* **Work item**
The answer is a single number: the count of lines below in which the word "class" appears.
*** Records supplied ***
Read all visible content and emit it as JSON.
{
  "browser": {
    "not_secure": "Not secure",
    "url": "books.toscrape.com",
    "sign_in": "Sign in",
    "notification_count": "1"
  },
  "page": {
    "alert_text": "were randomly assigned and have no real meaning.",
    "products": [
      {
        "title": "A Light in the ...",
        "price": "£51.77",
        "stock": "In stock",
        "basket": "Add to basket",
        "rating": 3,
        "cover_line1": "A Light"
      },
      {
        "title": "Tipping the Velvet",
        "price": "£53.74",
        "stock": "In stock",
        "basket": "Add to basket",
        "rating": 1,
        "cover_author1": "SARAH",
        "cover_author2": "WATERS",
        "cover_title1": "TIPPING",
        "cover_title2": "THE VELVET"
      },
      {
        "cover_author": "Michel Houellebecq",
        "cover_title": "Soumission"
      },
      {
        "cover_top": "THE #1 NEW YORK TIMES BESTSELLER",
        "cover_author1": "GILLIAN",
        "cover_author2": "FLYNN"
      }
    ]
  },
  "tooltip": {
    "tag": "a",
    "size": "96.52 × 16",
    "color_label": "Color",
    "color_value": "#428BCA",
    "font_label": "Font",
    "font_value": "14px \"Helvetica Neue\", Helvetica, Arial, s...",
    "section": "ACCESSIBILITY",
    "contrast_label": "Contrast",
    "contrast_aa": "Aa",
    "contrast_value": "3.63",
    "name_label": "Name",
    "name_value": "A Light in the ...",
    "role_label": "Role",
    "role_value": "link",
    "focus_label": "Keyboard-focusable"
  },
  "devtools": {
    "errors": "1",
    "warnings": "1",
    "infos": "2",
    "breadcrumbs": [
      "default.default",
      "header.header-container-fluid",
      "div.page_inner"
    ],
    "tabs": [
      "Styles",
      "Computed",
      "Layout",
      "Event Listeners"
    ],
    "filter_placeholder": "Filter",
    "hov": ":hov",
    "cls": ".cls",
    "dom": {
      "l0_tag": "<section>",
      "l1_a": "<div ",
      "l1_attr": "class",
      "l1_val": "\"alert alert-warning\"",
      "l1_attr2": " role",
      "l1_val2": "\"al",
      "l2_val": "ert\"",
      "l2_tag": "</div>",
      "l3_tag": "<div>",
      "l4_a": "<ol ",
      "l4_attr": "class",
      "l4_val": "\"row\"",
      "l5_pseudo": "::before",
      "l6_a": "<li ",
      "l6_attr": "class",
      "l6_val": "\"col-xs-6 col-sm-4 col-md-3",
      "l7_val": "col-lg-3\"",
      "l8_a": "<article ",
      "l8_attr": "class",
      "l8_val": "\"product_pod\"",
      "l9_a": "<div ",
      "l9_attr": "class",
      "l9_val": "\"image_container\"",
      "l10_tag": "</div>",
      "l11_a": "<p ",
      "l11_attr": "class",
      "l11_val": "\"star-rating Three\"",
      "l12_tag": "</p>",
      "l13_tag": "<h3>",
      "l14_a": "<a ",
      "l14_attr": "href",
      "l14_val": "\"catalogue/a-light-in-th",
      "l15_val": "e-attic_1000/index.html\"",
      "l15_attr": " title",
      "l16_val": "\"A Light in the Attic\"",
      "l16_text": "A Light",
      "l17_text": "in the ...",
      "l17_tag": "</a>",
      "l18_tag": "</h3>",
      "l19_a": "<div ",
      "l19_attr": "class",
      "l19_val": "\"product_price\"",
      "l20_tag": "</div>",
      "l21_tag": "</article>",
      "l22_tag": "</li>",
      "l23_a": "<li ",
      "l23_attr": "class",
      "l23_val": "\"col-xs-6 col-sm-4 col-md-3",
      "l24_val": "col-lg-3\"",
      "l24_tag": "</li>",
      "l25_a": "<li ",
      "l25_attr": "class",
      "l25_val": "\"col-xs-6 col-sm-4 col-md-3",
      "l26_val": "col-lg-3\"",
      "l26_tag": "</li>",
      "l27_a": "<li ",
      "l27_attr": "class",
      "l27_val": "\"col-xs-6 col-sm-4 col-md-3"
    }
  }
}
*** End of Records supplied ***
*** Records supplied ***
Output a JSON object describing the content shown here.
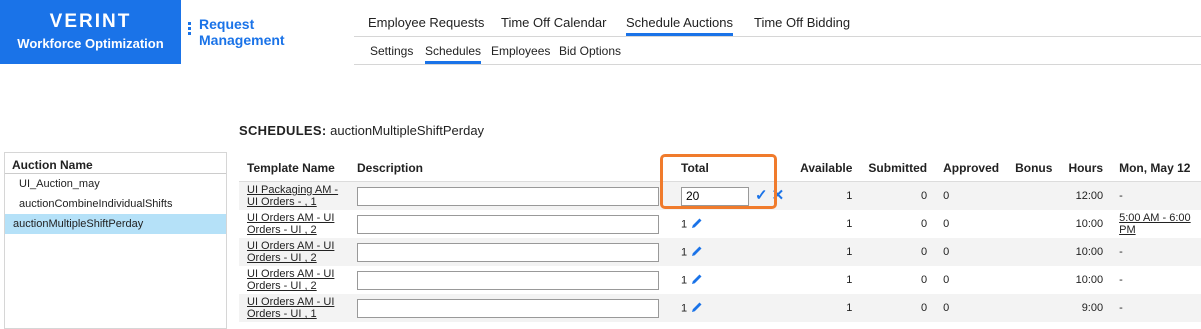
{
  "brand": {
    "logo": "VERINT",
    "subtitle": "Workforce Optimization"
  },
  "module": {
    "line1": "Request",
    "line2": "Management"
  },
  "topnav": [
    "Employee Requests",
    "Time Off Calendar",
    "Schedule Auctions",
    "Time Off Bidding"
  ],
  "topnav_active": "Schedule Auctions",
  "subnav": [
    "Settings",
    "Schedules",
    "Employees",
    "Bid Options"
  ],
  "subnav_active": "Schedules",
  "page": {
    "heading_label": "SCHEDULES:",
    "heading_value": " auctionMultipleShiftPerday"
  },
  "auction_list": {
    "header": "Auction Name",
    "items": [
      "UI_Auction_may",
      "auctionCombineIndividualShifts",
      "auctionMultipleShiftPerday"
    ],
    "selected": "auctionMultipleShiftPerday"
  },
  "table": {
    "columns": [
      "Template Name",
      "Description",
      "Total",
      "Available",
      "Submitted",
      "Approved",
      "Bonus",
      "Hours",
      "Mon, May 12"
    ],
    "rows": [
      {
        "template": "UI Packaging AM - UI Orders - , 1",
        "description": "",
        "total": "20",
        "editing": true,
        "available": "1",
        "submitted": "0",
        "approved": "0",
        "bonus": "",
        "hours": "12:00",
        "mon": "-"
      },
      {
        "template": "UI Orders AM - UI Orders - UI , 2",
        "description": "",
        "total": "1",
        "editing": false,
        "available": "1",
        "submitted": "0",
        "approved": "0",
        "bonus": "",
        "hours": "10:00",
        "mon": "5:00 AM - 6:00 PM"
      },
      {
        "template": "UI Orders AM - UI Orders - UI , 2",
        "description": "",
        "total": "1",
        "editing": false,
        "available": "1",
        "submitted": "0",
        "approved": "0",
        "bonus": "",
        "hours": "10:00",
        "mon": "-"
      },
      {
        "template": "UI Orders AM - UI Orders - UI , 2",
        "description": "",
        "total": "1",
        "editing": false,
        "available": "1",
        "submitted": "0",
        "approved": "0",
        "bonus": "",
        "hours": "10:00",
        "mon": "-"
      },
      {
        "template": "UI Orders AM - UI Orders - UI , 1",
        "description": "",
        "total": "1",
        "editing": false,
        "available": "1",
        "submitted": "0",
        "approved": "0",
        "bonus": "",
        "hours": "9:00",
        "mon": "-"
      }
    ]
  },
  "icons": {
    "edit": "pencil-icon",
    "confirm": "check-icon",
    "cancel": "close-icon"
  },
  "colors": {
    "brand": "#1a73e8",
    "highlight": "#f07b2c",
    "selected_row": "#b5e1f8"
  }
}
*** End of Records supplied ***
* **Output of the exercise**
10